As you know, the decision to separate the company reflects a newly focused objective for Conduit – including a shift in product strategy – which has implications beyond Client Connect. One of those is that maintaining Wibiya as a free-standing business no longer fits where we are headed.

We acquired Wibiya as a complementary solution for our toolbar business; they delivered publisher solutions within a site, while our toolbars did that outside the site. Now that the toolbar business is no longer a focus, it’s clear that Wibiya, as a business unit, lacks a strategic role for us.

However, there is great technology, human experience and capabilities within Wibiya, and we’re in the process of integrating many of these into the existing Conduit businesses. This will enable us to use much of Wibiya’s technology and skills in our existing and planned products. Wibiya is comprised of a strong team of talented individuals from various disciplines and we look forward to finding them exciting positions within Conduit.

We will carefully and thoughtfully wind the brand down between now and the end of this year, as part of our overall preparation for life after the separation.

This decision has not been easy for Wibiya’s founders or myself but as always Dror, Daniel and Avi are true leaders and product visionaries and understand the current situation and where we’re headed. They will remain with us to ensure the process is successful and I personally intend to remain close to them, in active dialogue, as they figure out their plans.
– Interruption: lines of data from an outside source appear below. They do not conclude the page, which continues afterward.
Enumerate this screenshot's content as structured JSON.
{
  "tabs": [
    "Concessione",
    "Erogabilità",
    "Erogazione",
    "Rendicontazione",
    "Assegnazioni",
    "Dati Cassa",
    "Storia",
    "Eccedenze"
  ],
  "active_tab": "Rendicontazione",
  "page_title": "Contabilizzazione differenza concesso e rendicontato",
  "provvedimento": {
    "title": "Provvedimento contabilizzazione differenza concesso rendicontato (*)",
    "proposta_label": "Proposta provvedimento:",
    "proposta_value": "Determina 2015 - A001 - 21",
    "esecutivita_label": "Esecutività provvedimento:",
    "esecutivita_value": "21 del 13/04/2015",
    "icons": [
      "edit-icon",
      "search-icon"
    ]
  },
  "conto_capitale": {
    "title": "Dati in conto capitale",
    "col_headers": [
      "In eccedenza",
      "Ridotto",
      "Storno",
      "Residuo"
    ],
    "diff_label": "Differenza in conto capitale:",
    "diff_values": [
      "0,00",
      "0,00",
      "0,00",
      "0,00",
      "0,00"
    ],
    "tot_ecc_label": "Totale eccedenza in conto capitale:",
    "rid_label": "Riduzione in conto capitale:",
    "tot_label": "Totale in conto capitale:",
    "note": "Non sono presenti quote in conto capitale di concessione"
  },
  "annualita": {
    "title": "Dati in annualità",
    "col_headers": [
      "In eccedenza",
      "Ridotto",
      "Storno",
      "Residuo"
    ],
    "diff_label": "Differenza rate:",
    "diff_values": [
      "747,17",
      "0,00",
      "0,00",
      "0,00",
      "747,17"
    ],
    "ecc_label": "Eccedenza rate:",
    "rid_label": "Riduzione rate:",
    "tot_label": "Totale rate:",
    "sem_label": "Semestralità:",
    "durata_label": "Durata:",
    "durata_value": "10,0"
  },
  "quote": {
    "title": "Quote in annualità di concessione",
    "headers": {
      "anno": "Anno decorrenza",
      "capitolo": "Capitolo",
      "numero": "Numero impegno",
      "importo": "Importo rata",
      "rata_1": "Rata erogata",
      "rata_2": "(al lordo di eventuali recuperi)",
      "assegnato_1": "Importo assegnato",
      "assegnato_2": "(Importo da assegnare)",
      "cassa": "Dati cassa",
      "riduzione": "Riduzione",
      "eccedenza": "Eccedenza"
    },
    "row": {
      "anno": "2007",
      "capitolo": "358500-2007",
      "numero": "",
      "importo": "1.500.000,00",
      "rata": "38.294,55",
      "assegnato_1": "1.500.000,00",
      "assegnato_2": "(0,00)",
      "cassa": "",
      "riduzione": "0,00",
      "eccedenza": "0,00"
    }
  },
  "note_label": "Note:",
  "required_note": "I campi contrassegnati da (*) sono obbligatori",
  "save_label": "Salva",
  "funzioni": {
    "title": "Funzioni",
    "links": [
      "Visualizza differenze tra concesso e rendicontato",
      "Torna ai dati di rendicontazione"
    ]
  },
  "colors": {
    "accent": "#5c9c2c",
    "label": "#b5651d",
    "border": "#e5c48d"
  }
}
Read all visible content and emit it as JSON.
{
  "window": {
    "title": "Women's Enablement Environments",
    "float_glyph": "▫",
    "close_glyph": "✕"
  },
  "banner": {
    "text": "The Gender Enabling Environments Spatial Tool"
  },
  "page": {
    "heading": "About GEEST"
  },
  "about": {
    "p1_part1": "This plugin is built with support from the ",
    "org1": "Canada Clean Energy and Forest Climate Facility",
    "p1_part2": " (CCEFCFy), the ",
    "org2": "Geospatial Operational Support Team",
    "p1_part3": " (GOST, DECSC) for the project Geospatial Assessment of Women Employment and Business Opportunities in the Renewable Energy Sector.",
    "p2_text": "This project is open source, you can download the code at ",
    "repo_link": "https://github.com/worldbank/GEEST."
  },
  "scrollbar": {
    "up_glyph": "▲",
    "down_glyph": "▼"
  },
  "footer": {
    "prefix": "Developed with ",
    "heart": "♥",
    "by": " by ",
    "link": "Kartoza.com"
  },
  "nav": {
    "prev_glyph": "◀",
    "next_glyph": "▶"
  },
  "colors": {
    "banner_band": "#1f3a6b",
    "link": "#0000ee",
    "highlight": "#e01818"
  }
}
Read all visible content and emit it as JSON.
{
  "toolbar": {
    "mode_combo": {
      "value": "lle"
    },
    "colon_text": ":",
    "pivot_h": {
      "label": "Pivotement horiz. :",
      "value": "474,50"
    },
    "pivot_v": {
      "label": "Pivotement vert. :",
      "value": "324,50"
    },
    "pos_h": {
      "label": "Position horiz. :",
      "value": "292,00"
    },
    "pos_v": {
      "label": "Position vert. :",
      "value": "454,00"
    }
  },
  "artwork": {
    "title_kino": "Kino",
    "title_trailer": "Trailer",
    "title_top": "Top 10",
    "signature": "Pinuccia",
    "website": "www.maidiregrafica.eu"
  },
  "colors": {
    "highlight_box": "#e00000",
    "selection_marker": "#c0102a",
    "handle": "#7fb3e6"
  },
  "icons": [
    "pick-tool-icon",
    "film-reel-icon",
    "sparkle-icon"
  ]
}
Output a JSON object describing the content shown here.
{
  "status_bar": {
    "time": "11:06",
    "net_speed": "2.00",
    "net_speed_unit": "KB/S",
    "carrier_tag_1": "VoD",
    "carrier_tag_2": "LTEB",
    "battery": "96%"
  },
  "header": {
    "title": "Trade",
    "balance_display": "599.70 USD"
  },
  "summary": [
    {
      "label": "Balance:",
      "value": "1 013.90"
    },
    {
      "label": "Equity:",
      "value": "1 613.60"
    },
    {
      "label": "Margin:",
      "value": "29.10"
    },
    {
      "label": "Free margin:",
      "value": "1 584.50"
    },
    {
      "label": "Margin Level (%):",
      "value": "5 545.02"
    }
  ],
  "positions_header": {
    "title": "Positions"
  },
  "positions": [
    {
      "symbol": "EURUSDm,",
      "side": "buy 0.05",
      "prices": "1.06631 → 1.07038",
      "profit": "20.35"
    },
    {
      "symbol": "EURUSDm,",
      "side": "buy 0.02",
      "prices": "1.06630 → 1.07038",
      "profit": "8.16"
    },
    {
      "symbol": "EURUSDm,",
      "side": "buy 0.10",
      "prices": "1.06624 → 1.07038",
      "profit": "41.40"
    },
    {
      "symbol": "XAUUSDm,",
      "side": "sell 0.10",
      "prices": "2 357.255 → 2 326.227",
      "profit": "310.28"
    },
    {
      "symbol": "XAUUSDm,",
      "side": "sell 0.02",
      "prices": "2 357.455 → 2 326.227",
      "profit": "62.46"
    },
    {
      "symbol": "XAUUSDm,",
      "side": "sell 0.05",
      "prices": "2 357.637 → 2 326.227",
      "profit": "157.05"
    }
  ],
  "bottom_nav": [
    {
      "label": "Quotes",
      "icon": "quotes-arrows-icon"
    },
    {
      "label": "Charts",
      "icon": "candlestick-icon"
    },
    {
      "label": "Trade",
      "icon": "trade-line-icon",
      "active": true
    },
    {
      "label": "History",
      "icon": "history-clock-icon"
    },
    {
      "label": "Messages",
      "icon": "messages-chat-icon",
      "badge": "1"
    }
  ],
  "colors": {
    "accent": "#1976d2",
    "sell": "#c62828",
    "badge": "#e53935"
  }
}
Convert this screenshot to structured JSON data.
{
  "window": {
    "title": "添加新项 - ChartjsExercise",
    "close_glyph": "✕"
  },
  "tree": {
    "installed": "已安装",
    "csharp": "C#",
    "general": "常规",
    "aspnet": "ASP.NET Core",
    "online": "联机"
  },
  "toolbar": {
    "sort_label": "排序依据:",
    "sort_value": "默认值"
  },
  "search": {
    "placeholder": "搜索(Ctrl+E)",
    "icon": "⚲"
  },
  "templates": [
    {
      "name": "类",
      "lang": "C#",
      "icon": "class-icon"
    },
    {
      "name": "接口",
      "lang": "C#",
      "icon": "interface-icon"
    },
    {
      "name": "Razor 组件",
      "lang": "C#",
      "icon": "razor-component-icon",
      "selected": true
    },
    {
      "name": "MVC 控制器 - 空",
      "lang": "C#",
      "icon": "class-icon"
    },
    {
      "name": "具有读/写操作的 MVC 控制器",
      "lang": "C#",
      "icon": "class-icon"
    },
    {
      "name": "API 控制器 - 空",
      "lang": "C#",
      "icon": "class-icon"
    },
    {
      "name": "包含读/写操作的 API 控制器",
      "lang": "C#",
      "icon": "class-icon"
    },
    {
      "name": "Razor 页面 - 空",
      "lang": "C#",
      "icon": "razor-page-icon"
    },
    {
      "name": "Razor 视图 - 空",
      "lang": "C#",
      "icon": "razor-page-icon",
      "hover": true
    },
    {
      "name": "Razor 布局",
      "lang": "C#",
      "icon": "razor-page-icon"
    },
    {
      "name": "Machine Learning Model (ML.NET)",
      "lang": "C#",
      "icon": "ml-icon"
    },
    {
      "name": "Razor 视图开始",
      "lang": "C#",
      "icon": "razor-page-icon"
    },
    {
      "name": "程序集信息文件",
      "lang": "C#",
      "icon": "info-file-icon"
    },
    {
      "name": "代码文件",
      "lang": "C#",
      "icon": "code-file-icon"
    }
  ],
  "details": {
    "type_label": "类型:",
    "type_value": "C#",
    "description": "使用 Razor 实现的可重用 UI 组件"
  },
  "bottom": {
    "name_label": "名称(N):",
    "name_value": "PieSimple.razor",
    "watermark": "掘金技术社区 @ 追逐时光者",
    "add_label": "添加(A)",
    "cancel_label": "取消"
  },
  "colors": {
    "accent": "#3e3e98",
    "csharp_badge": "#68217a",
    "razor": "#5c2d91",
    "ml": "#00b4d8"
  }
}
I want to personally thank the Wibiya founders and employees for their contribution to Conduit and look forward to seeing their future efforts come to fruition, whether within Conduit or elsewhere.

Ronen